### TASK INSTRUCTIONS
Retrieve every line of the data holding the word "blandit".

Source records
----
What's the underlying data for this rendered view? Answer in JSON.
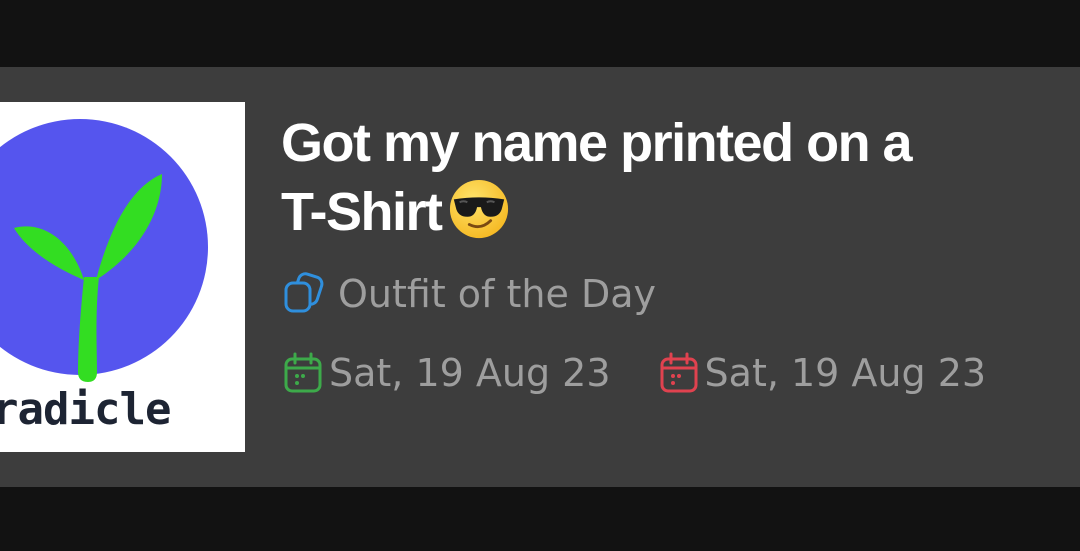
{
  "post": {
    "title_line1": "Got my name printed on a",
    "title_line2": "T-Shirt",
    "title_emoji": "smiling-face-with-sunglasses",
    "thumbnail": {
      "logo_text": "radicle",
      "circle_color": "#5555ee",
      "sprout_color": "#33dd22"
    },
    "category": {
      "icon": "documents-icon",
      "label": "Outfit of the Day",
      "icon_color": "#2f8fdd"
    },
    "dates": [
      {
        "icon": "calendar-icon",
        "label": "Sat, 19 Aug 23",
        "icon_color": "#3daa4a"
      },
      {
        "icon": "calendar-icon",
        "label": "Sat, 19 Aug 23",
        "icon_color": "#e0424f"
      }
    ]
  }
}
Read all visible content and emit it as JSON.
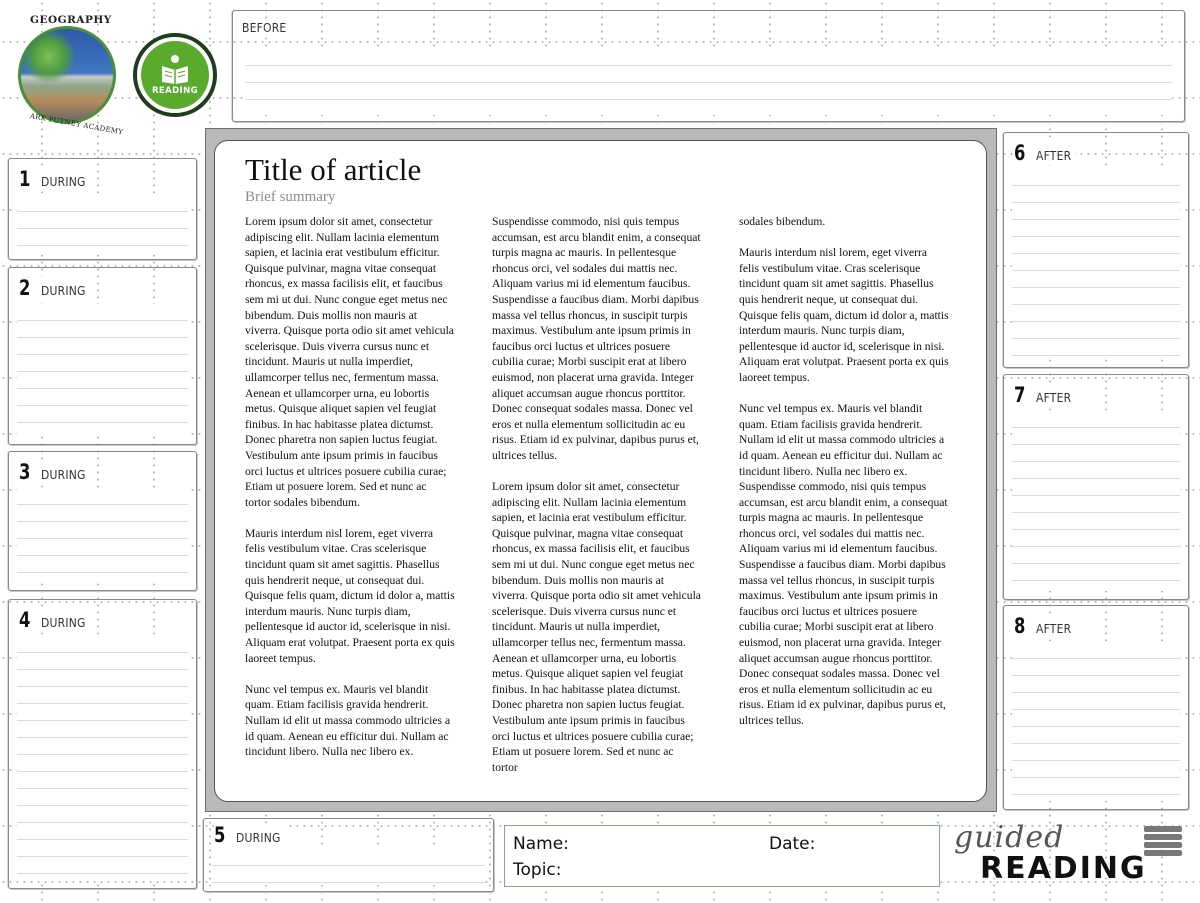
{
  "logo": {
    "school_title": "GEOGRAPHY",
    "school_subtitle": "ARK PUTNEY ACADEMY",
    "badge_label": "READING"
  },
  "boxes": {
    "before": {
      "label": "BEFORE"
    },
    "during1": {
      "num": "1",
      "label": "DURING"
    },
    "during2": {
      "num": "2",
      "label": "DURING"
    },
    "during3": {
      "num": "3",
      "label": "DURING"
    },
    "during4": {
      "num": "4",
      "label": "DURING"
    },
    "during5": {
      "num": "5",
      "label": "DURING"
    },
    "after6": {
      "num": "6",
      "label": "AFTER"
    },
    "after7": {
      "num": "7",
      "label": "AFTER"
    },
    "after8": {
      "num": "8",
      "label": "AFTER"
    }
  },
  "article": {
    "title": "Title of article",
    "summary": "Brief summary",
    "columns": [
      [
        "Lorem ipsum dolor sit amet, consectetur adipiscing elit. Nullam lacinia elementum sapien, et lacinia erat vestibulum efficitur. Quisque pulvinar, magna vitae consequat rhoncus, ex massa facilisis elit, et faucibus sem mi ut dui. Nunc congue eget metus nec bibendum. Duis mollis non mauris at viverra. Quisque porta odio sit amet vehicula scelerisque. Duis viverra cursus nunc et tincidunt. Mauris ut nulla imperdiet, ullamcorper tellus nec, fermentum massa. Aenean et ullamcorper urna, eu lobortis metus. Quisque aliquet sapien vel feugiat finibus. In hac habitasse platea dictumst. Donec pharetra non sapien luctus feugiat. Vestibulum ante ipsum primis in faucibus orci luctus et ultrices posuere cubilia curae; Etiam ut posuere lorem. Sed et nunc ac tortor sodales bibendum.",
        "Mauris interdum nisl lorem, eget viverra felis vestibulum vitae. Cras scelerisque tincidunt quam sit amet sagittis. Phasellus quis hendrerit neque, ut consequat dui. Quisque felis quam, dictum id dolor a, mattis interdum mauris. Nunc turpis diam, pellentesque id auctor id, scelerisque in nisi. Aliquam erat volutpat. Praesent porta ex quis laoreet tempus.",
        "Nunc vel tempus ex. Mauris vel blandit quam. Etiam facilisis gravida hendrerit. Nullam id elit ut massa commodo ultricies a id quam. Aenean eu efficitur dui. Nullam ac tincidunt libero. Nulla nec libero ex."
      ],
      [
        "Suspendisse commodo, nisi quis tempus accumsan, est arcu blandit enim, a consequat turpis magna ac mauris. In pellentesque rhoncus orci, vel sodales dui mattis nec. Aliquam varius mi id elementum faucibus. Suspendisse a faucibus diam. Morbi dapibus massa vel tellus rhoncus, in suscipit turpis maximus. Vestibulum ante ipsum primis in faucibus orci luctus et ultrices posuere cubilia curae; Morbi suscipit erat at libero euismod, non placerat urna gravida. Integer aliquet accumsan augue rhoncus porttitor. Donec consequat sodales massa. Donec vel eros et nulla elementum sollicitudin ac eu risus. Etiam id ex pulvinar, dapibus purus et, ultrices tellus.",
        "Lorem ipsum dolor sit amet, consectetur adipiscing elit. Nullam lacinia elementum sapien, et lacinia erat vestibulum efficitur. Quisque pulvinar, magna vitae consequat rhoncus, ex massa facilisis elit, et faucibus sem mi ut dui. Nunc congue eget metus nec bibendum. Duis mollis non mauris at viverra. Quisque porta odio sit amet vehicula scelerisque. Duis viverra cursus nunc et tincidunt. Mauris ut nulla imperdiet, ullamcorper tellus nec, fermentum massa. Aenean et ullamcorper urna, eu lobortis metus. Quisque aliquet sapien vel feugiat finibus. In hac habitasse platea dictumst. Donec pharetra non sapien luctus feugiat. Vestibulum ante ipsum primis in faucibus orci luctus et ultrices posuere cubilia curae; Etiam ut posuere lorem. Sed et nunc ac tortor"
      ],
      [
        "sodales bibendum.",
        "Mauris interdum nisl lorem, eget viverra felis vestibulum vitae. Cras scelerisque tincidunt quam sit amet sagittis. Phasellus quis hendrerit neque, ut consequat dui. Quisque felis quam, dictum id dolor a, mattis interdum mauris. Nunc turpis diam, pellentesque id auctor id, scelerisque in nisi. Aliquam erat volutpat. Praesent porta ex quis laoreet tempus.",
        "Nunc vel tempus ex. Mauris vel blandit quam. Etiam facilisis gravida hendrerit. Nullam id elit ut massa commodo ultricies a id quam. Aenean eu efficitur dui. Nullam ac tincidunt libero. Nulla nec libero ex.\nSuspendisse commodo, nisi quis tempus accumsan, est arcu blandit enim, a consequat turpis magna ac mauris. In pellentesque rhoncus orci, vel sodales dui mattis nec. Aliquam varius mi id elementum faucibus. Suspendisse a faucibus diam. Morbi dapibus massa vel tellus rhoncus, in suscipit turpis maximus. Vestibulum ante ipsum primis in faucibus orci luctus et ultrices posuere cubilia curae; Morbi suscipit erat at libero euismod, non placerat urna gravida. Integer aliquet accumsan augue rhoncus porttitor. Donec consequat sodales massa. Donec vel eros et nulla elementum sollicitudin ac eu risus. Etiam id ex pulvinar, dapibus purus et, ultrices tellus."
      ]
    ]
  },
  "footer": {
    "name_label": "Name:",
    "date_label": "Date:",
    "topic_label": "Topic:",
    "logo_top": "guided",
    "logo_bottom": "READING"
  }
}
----
### SOLVED PROBLEM
        "Nunc vel tempus ex. Mauris vel blandit quam. Etiam facilisis gravida hendrerit. Nullam id elit ut massa commodo ultricies a id quam. Aenean eu efficitur dui. Nullam ac tincidunt libero. Nulla nec libero ex."
        "Suspendisse commodo, nisi quis tempus accumsan, est arcu blandit enim, a consequat turpis magna ac mauris. In pellentesque rhoncus orci, vel sodales dui mattis nec. Aliquam varius mi id elementum faucibus. Suspendisse a faucibus diam. Morbi dapibus massa vel tellus rhoncus, in suscipit turpis maximus. Vestibulum ante ipsum primis in faucibus orci luctus et ultrices posuere cubilia curae; Morbi suscipit erat at libero euismod, non placerat urna gravida. Integer aliquet accumsan augue rhoncus porttitor. Donec consequat sodales massa. Donec vel eros et nulla elementum sollicitudin ac eu risus. Etiam id ex pulvinar, dapibus purus et, ultrices tellus.",
        "Nunc vel tempus ex. Mauris vel blandit quam. Etiam facilisis gravida hendrerit. Nullam id elit ut massa commodo ultricies a id quam. Aenean eu efficitur dui. Nullam ac tincidunt libero. Nulla nec libero ex.\nSuspendisse commodo, nisi quis tempus accumsan, est arcu blandit enim, a consequat turpis magna ac mauris. In pellentesque rhoncus orci, vel sodales dui mattis nec. Aliquam varius mi id elementum faucibus. Suspendisse a faucibus diam. Morbi dapibus massa vel tellus rhoncus, in suscipit turpis maximus. Vestibulum ante ipsum primis in faucibus orci luctus et ultrices posuere cubilia curae; Morbi suscipit erat at libero euismod, non placerat urna gravida. Integer aliquet accumsan augue rhoncus porttitor. Donec consequat sodales massa. Donec vel eros et nulla elementum sollicitudin ac eu risus. Etiam id ex pulvinar, dapibus purus et, ultrices tellus."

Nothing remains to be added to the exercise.